Feb 19, 2021
From ‘No means No’ to #MeToo – original thoughts on consent and the complexities of female desire
“In recent years, two requirements have emerged for good sex: consent and self-knowledge,” Katherine Angel writes. Judging by the number of freshers’ week workshops and op-ed articles devoted to the subject, consent is vital for better sex. This seems like progress – it takes women at their word and defuses the potential for sexual violence. But its conceit of absolute clarity, Angel argues, “places the burden of good sexual interaction on women’s behaviour”.
Faced with the hurt that many experience as a result of sex, the idea of transparent self-knowledge is appealing. Angel marks the development of consent from the “No means No” slogan of 1970s anti-rape campaigners through to the sex-positive “post-feminism” of the 1990s and early 00s (with obligatory reference to the Spice Girls). As consent culture has evolved, it has assumed some of the characteristics of Sheryl Sandberg-style confidence feminism, prizing sassy self-expression and individual empowerment over political transformation. The risk for Angel is that exhorting women to know and express their desires in the language of positive affirmation places the responsibility for preventing sexual violence on women’s conduct, rather than examining why violence occurs in the first place. As such, “rape … and responses to it, are privatised”. Continue reading...
May 02, 2020
From ‘clean eating’ to the countryside to Goop, ‘natural’ is assumed to be good and is almost a new religion, argues this book. But is the author focusing on the right question?
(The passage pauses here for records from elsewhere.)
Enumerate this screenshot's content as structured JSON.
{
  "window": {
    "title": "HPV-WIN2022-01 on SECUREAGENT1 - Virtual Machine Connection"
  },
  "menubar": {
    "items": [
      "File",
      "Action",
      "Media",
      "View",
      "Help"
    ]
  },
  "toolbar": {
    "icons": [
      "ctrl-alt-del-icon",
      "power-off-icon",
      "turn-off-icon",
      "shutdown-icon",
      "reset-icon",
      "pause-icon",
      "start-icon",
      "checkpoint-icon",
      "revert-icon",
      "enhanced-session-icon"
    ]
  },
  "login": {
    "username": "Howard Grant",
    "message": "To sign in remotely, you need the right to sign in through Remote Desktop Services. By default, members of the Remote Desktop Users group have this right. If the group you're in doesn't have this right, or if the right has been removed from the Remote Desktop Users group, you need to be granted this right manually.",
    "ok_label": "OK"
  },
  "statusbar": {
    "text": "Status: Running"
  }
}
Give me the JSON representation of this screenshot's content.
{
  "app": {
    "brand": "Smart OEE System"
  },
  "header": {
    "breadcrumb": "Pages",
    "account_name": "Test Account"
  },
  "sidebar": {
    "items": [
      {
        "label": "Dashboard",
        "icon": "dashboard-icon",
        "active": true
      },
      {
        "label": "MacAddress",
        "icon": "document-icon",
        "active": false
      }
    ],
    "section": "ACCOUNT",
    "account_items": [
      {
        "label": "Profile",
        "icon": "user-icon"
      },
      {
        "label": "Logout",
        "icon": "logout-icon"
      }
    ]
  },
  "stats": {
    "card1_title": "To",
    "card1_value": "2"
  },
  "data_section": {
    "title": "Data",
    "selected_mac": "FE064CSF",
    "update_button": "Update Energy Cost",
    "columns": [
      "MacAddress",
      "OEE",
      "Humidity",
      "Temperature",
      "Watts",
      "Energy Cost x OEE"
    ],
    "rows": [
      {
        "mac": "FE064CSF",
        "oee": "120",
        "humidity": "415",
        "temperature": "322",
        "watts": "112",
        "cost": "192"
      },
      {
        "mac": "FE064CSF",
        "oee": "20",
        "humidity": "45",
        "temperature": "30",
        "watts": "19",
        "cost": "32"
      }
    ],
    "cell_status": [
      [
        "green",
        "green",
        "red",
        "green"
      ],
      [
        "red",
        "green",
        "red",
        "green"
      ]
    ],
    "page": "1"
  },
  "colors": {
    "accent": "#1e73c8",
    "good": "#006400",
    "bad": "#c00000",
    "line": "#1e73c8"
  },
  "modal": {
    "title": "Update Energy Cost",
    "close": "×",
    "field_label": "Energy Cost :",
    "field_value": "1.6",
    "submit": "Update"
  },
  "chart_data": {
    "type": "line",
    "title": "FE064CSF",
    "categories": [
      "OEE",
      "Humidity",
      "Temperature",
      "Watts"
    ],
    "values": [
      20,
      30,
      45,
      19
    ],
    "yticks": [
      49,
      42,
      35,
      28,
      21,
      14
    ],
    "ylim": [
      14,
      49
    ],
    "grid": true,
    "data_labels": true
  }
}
The world was under lockdown and I was playing at being an outlaw. From the comfort of my sofa, I traversed alligator-infested swamps, skinned beavers and made a poultice from herbs. The video game was Red Dead Redemption 2, a simulation of the rural American midwest, where the player is free to roam through a fictional ecology. During the many hours I spent playing the game, it became clear to me that this wasn’t just an escape from reality, but its inversion. The nature I was consuming on screen – a vibrant landscape that existed to be mastered, harvested and utilised for human gain – was the opposite to what existed outside: a landscape that, insofar as it had been shuttered by a zoonotic virus, showed how our mastery of nature could eventually return to master us.
A few pages into his book Natural, Alan Levinovitz identifies this contradiction: “Again and again, the question of our proper relationship with nature is reframed in the same way: should we obey nature, or transcend it?” What Levinovitz, an associate professor of religion, calls “natural goodness” is all around us, from food packaging to “clean eating” documented on Instagram, to the belief that natural detergents are better than their artificial equivalents, to an unthinking dichotomy between urban (artificial) and rural (natural). It’s a logic often suffused with religious piety: clean, good, natural things are contrasted with the unclean and unnatural, mass-produced and industrial. As Gwyneth Paltrow’s lifestyle company Goop puts it: “Clean, for us, is about avoiding potentially toxic ingredients.” Citing the anthropologist Mary Douglas, Levinovitz notes that deeming one thing natural and another toxic is about far more than cleanliness; it’s about imposing a moral order on the world around you. Continue reading...